Work required
Copy word for word, and only, the lines below from the one with "Convert this screenshot" through the last.

Records shown
--- START ---

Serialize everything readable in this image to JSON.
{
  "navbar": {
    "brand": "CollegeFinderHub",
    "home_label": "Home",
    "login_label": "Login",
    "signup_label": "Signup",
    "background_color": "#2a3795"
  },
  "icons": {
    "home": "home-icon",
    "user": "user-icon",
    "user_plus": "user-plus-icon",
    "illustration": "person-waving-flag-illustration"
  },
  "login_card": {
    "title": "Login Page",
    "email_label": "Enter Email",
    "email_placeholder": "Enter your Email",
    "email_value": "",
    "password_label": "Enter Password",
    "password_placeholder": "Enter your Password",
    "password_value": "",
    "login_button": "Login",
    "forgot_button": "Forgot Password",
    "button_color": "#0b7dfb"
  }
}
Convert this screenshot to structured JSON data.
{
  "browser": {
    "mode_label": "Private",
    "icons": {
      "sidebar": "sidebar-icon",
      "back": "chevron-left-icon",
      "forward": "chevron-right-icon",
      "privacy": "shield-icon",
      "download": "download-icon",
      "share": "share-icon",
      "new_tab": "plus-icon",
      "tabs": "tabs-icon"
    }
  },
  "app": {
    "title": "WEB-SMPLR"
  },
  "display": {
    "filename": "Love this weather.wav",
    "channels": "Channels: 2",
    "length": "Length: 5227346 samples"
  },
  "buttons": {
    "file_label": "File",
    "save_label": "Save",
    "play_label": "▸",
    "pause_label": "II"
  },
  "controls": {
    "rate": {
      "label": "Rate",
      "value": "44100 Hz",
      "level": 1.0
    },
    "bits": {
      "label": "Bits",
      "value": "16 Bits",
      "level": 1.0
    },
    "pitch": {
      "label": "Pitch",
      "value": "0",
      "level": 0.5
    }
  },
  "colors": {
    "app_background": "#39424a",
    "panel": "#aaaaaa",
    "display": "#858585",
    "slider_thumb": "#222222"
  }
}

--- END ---

Written answer
Convert this screenshot to structured JSON data.
{
  "browser": {
    "mode_label": "Private",
    "icons": {
      "sidebar": "sidebar-icon",
      "back": "chevron-left-icon",
      "forward": "chevron-right-icon",
      "privacy": "shield-icon",
      "download": "download-icon",
      "share": "share-icon",
      "new_tab": "plus-icon",
      "tabs": "tabs-icon"
    }
  },
  "app": {
    "title": "WEB-SMPLR"
  },
  "display": {
    "filename": "Love this weather.wav",
    "channels": "Channels: 2",
    "length": "Length: 5227346 samples"
  },
  "buttons": {
    "file_label": "File",
    "save_label": "Save",
    "play_label": "▸",
    "pause_label": "II"
  },
  "controls": {
    "rate": {
      "label": "Rate",
      "value": "44100 Hz",
      "level": 1.0
    },
    "bits": {
      "label": "Bits",
      "value": "16 Bits",
      "level": 1.0
    },
    "pitch": {
      "label": "Pitch",
      "value": "0",
      "level": 0.5
    }
  },
  "colors": {
    "app_background": "#39424a",
    "panel": "#aaaaaa",
    "display": "#858585",
    "slider_thumb": "#222222"
  }
}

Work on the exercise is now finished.